# [Extracted entries]
-=-=-

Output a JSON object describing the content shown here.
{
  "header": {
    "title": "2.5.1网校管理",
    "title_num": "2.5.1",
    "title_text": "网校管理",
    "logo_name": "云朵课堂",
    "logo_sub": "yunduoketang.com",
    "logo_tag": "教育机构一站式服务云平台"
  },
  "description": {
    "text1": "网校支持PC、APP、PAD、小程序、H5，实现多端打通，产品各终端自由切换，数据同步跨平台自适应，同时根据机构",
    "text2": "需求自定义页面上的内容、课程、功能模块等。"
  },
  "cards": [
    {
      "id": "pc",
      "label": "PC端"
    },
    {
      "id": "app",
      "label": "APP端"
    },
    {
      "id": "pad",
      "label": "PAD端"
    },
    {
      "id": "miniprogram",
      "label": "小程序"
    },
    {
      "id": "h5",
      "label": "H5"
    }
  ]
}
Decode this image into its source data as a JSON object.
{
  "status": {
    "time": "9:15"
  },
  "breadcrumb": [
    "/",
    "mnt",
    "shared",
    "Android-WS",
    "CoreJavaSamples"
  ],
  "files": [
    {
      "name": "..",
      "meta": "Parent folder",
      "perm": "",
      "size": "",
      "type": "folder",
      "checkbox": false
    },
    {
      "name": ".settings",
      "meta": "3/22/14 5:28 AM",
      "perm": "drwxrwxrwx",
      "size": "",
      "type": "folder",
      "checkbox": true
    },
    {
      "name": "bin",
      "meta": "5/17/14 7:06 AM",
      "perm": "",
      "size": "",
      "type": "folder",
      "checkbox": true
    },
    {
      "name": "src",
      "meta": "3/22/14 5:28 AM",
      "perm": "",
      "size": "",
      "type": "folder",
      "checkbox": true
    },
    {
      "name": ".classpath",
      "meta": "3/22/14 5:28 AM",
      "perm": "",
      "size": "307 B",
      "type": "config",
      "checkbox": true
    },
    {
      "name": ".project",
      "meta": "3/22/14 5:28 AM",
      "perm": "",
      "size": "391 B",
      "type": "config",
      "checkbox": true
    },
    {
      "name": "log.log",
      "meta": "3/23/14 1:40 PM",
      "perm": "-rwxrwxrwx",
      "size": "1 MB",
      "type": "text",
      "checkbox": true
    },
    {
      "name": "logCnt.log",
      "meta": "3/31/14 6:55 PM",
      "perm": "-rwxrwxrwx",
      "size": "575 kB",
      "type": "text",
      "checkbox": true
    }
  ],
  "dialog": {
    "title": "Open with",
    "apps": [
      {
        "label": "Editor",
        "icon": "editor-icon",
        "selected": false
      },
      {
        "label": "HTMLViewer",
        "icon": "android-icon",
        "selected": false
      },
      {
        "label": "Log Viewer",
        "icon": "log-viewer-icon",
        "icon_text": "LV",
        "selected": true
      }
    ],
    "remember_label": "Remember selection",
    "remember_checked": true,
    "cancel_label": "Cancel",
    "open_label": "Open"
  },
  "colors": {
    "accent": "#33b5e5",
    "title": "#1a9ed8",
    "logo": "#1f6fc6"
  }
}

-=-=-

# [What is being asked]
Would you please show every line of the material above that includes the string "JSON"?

# [Task output]
Output a JSON object describing the content shown here.
Decode this image into its source data as a JSON object.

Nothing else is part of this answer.